Each line below must be reproduced exactly, though the pictures are to be dropped.

——

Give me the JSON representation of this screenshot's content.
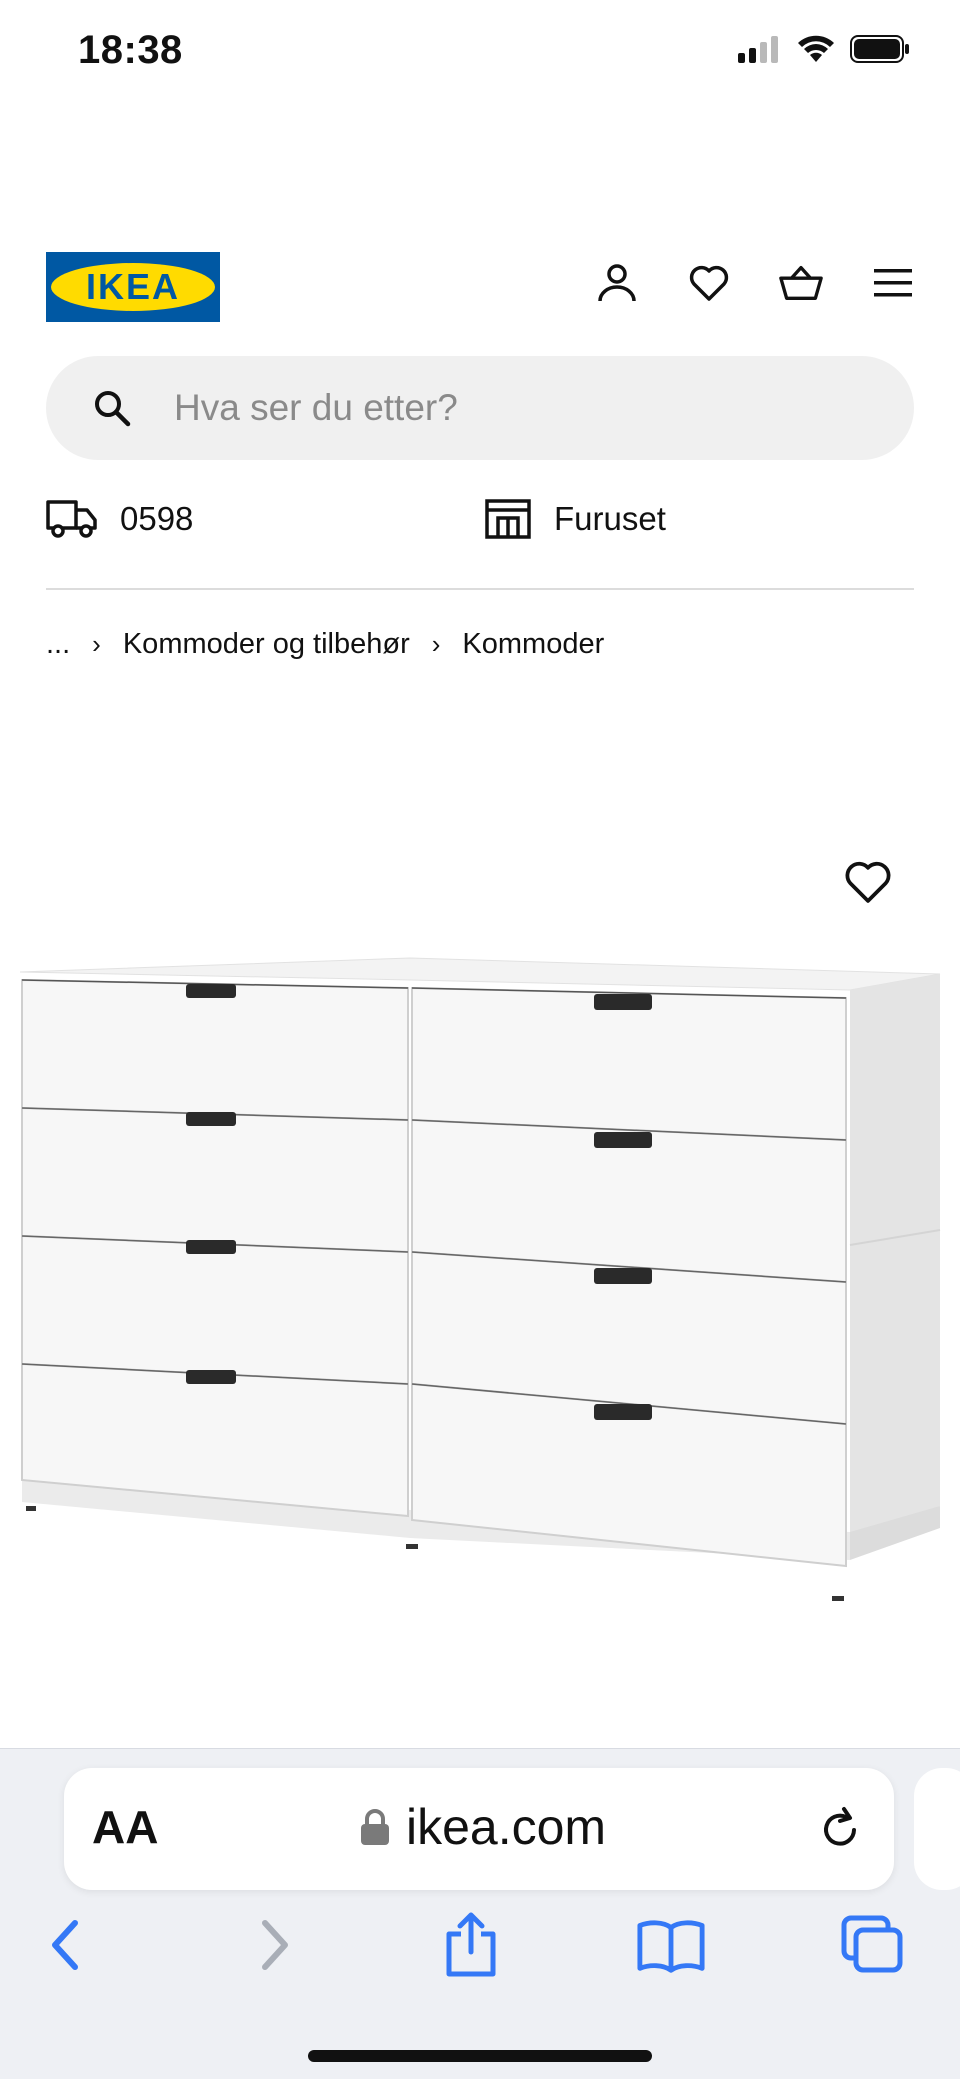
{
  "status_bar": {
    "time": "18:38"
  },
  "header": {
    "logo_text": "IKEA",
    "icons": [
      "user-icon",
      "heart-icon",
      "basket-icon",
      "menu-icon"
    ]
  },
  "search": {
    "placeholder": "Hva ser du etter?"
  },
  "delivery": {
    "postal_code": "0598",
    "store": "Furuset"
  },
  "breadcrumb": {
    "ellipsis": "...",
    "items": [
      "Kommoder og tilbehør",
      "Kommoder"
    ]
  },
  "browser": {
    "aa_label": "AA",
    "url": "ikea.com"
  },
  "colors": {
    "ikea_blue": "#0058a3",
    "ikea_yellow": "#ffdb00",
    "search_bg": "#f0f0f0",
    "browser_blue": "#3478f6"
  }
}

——

TASK ANSWER >>
Give me the JSON representation of this screenshot's content.
{
  "status_bar": {
    "time": "18:38"
  },
  "header": {
    "logo_text": "IKEA",
    "icons": [
      "user-icon",
      "heart-icon",
      "basket-icon",
      "menu-icon"
    ]
  },
  "search": {
    "placeholder": "Hva ser du etter?"
  },
  "delivery": {
    "postal_code": "0598",
    "store": "Furuset"
  },
  "breadcrumb": {
    "ellipsis": "...",
    "items": [
      "Kommoder og tilbehør",
      "Kommoder"
    ]
  },
  "browser": {
    "aa_label": "AA",
    "url": "ikea.com"
  },
  "colors": {
    "ikea_blue": "#0058a3",
    "ikea_yellow": "#ffdb00",
    "search_bg": "#f0f0f0",
    "browser_blue": "#3478f6"
  }
}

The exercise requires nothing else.